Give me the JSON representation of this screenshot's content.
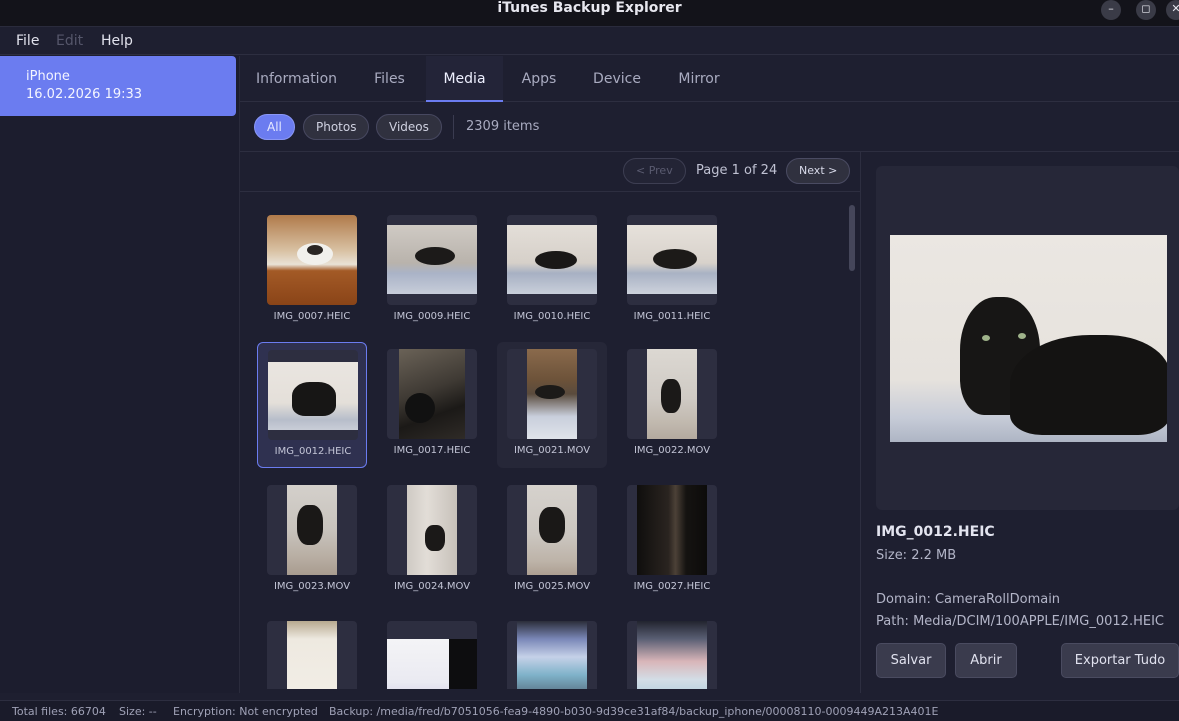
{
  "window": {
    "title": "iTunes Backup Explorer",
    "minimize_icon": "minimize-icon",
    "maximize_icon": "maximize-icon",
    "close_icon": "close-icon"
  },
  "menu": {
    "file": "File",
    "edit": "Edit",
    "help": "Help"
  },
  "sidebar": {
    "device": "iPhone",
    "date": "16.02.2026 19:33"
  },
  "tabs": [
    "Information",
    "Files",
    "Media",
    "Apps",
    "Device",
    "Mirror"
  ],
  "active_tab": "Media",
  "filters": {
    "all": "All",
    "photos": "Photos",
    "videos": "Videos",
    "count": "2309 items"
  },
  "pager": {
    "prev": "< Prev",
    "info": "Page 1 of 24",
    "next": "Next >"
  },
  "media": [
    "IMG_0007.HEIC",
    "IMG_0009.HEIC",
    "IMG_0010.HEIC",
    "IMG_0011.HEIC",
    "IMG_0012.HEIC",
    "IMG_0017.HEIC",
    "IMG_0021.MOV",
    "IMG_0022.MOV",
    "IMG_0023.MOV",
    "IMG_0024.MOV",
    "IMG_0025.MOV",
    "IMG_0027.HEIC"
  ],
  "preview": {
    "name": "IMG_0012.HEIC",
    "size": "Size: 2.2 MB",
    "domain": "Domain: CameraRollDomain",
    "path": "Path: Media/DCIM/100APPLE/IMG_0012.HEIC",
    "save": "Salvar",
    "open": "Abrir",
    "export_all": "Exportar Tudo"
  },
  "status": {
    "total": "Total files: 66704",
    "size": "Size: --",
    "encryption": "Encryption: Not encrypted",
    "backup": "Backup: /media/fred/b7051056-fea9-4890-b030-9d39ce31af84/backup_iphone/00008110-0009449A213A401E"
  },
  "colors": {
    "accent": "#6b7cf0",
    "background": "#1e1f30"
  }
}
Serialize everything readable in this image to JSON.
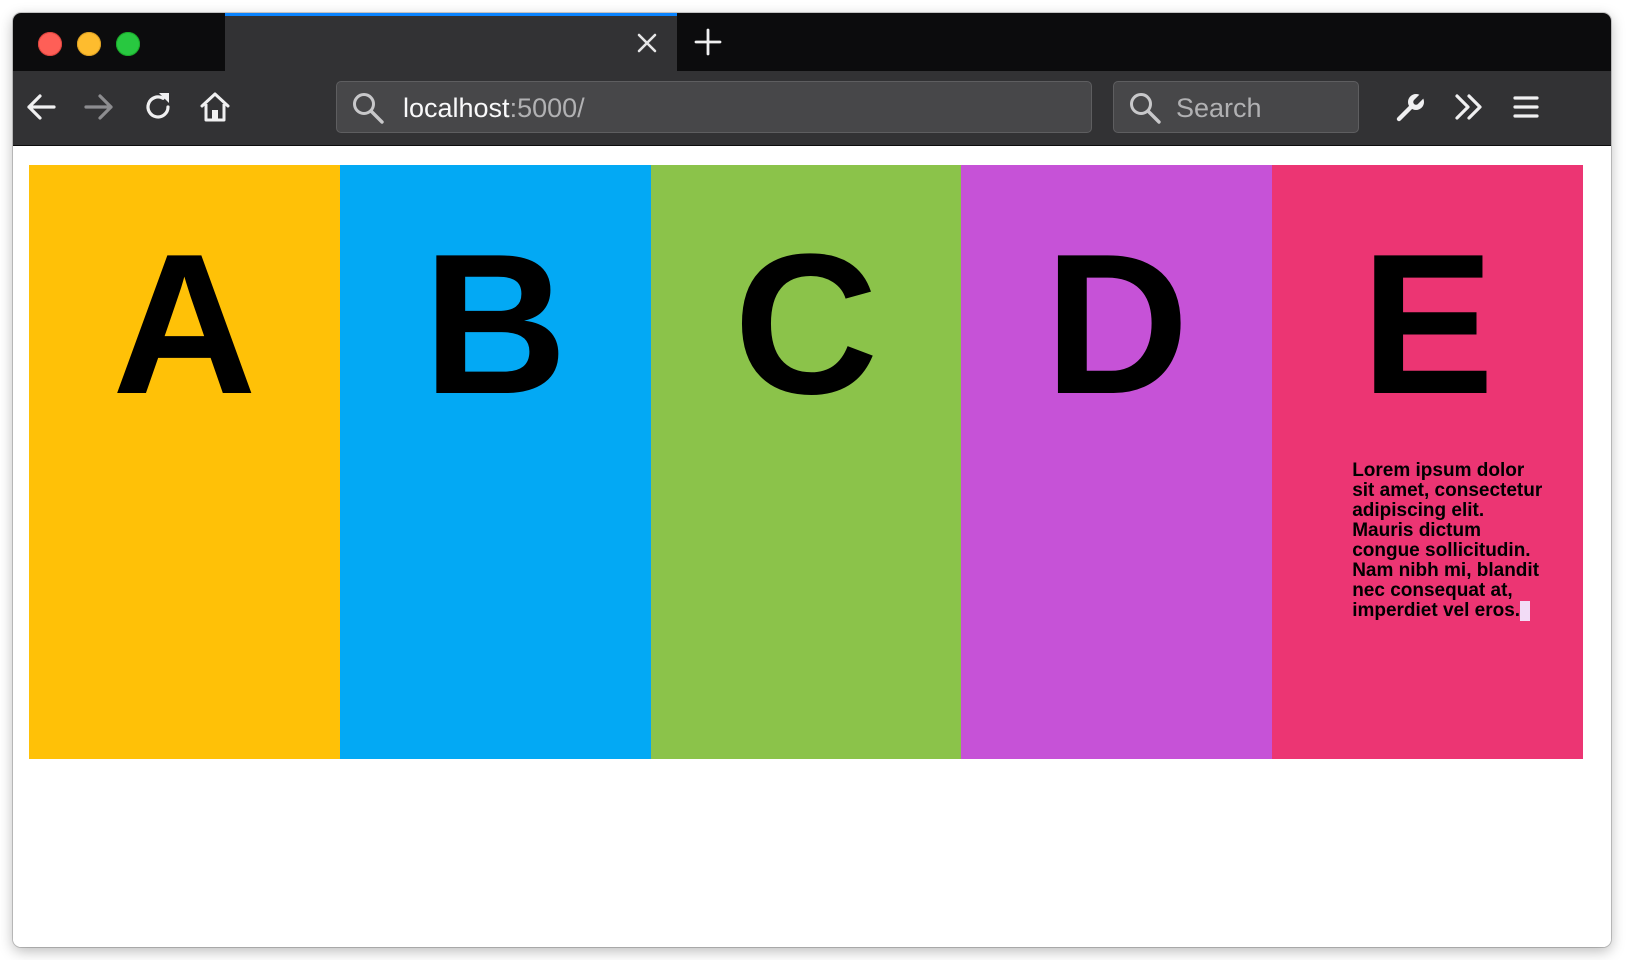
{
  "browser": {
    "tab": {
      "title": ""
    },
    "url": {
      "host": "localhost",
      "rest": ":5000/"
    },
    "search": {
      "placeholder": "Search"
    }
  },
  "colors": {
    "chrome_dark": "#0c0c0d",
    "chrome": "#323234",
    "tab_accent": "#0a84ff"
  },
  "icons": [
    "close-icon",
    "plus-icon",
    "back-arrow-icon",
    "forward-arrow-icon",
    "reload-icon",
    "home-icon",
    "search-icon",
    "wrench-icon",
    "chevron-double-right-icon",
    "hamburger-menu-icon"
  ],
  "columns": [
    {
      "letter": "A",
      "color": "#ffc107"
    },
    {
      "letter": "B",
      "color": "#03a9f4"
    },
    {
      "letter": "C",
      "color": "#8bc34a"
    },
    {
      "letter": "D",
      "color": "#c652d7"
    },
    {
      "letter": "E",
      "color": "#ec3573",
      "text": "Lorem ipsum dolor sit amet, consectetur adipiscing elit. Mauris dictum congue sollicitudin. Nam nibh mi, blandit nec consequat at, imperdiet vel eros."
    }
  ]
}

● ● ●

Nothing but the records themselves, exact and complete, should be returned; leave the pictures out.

Give me the JSON representation of this screenshot's content.
{
  "window": {
    "title": "iTunes Backup Explorer",
    "minimize_icon": "minimize-icon",
    "maximize_icon": "maximize-icon",
    "close_icon": "close-icon"
  },
  "menu": {
    "file": "File",
    "edit": "Edit",
    "help": "Help"
  },
  "sidebar": {
    "device": "iPhone",
    "date": "16.02.2026 19:33"
  },
  "tabs": [
    "Information",
    "Files",
    "Media",
    "Apps",
    "Device",
    "Mirror"
  ],
  "active_tab": "Media",
  "filters": {
    "all": "All",
    "photos": "Photos",
    "videos": "Videos",
    "count": "2309 items"
  },
  "pager": {
    "prev": "< Prev",
    "info": "Page 1 of 24",
    "next": "Next >"
  },
  "media": [
    "IMG_0007.HEIC",
    "IMG_0009.HEIC",
    "IMG_0010.HEIC",
    "IMG_0011.HEIC",
    "IMG_0012.HEIC",
    "IMG_0017.HEIC",
    "IMG_0021.MOV",
    "IMG_0022.MOV",
    "IMG_0023.MOV",
    "IMG_0024.MOV",
    "IMG_0025.MOV",
    "IMG_0027.HEIC"
  ],
  "preview": {
    "name": "IMG_0012.HEIC",
    "size": "Size: 2.2 MB",
    "domain": "Domain: CameraRollDomain",
    "path": "Path: Media/DCIM/100APPLE/IMG_0012.HEIC",
    "save": "Salvar",
    "open": "Abrir",
    "export_all": "Exportar Tudo"
  },
  "status": {
    "total": "Total files: 66704",
    "size": "Size: --",
    "encryption": "Encryption: Not encrypted",
    "backup": "Backup: /media/fred/b7051056-fea9-4890-b030-9d39ce31af84/backup_iphone/00008110-0009449A213A401E"
  },
  "colors": {
    "accent": "#6b7cf0",
    "background": "#1e1f30"
  }
}
Serialize everything readable in this image to JSON.
{
  "browser": {
    "tab": {
      "title": ""
    },
    "url": {
      "host": "localhost",
      "rest": ":5000/"
    },
    "search": {
      "placeholder": "Search"
    }
  },
  "colors": {
    "chrome_dark": "#0c0c0d",
    "chrome": "#323234",
    "tab_accent": "#0a84ff"
  },
  "icons": [
    "close-icon",
    "plus-icon",
    "back-arrow-icon",
    "forward-arrow-icon",
    "reload-icon",
    "home-icon",
    "search-icon",
    "wrench-icon",
    "chevron-double-right-icon",
    "hamburger-menu-icon"
  ],
  "columns": [
    {
      "letter": "A",
      "color": "#ffc107"
    },
    {
      "letter": "B",
      "color": "#03a9f4"
    },
    {
      "letter": "C",
      "color": "#8bc34a"
    },
    {
      "letter": "D",
      "color": "#c652d7"
    },
    {
      "letter": "E",
      "color": "#ec3573",
      "text": "Lorem ipsum dolor sit amet, consectetur adipiscing elit. Mauris dictum congue sollicitudin. Nam nibh mi, blandit nec consequat at, imperdiet vel eros."
    }
  ]
}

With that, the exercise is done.